A look at the looming labour shortage. Can Oxford County keep up with the needs of its economy?
"Help Wanted" - A 5-part series this week on Heart FM, where Adam Nyp takes an in-depth look at the looming labour shortage in Canada, and how Oxford County plans to compete, and evolve.
"We're the only County in North America that has three automotive assemblers..." - Cephas Panschow, Tillsonburg Economic Development
Oxford County is fortunate to be in such a position of strength. Over the last decade, a time of manufacturing job losses in southern Ontario, Oxford has been adding jobs by the hundreds. But with that success, comes the challenge to sustain.
An already aged local workforce is moving closer to hanging up their hardhats. Over the next 20 years, the number of working-age Canadians for every senior will fall from about 5 today to 2.7 by 2030. That's a nearly 50% decrease that's just starting to hit the local workforce - and has been referred to by the Conference Board of Canada as a "tsunami in slow motion".
The first wave of that tsunami is already making an impact for local companies like Timberland Equipment Ltd. Human Resources Manager Sharon Dykstra tells Heart FM, "We've already struggled with that, quite a bit. We've struggled very much with hiring engineers."
Never has Timberland been so successful, the large scale manufacturer just capped off a major expansion last year, but Dykstra says their success largely comes from the knowledge of their workforce. "In the last couple of years, we've seen a number of employees that have retired. We have a very customized product, so when we do have people that have been here for a number of years, and they retire, that knowledge leaves with them."
Oxford County's CAO Peter Crokett sees the challenges ahead for local companies, not only in the sense of replacing the experienced workers who are retiring, but to also keep young talent in the County for the new, emerging jobs that will be created in the future. "It's not just the manufacturing sector, all aspects of our economy have a technology perspective to them anymore. As our economy grows, we need to have a workforce for the jobs that get created."
So what can be done to replenish the local workforce? The buzz-phrase is: "Newcomer Attraction" -- opening the doors of Oxford County to new residents, and in some cases, new Canadians.
CEO at Community Employment Services, Jeff Surridge says we have no other choice. "The reality is, if we can't respond to the needs of business, we run the risk of losing those businesses.
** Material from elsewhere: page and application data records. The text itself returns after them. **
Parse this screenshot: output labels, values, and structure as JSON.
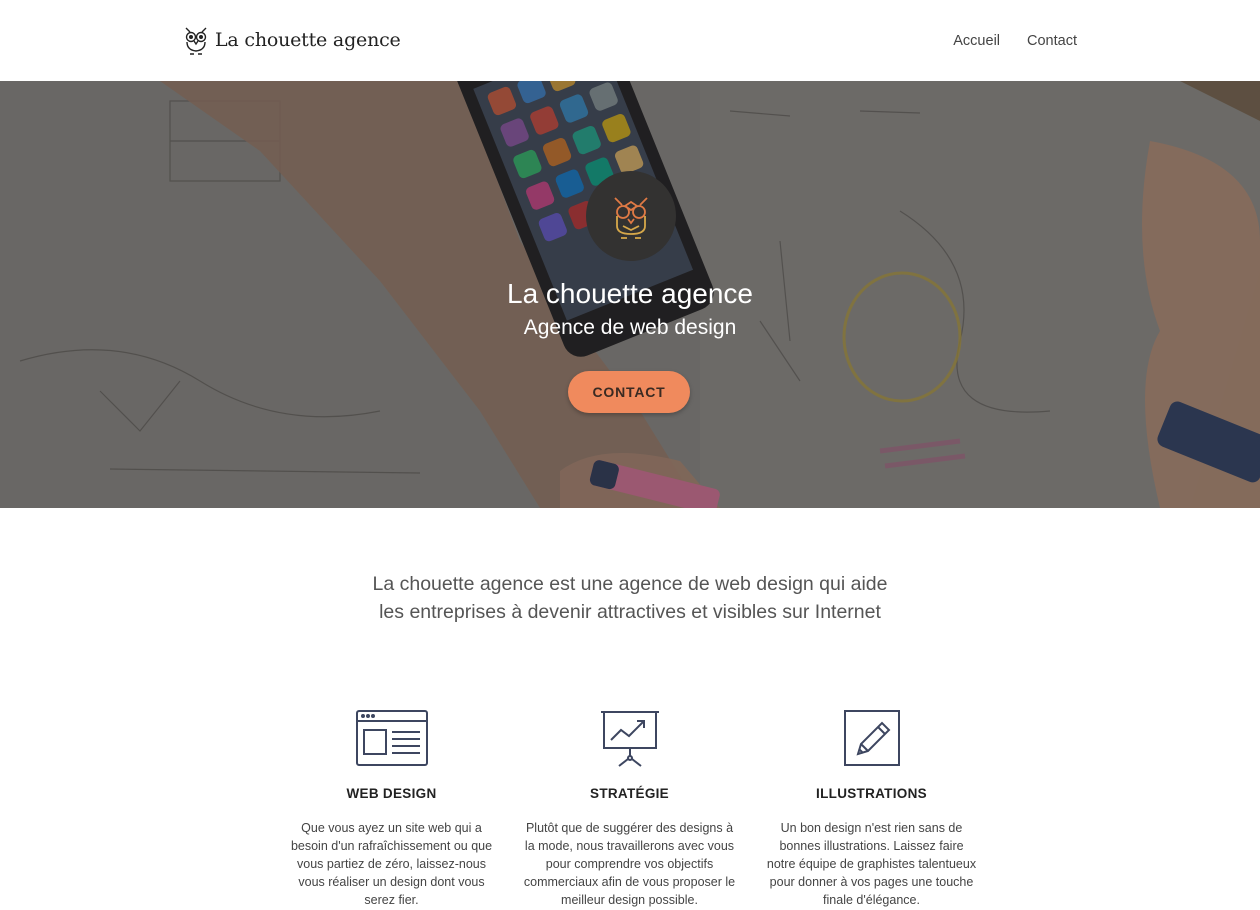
{
  "header": {
    "logo_text": "La chouette agence",
    "nav": [
      {
        "label": "Accueil"
      },
      {
        "label": "Contact"
      }
    ]
  },
  "hero": {
    "title": "La chouette agence",
    "subtitle": "Agence de web design",
    "cta_label": "CONTACT",
    "accent_color": "#f08a5d"
  },
  "intro": {
    "line1": "La chouette agence est une agence de web design qui aide",
    "line2": "les entreprises à devenir attractives et visibles sur Internet"
  },
  "services": [
    {
      "icon": "web-design-icon",
      "title": "WEB DESIGN",
      "lines": [
        "Que vous ayez un site web qui a",
        "besoin d'un rafraîchissement ou que",
        "vous partiez de zéro, laissez-nous",
        "vous réaliser un design dont vous",
        "serez fier."
      ]
    },
    {
      "icon": "strategy-chart-icon",
      "title": "STRATÉGIE",
      "lines": [
        "Plutôt que de suggérer des designs à",
        "la mode, nous travaillerons avec vous",
        "pour comprendre vos objectifs",
        "commerciaux afin de vous proposer le",
        "meilleur design possible."
      ]
    },
    {
      "icon": "pencil-icon",
      "title": "ILLUSTRATIONS",
      "lines": [
        "Un bon design n'est rien sans de",
        "bonnes illustrations. Laissez faire",
        "notre équipe de graphistes talentueux",
        "pour donner à vos pages une touche",
        "finale d'élégance."
      ]
    }
  ]
}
It would have a devastating impact on our local economy if we start losing employers because they couldn't find skilled workers."
Tomorrow in Part 2 of "Help Wanted", we'll explore the collaboration taking place to attract newcomers to Oxford County.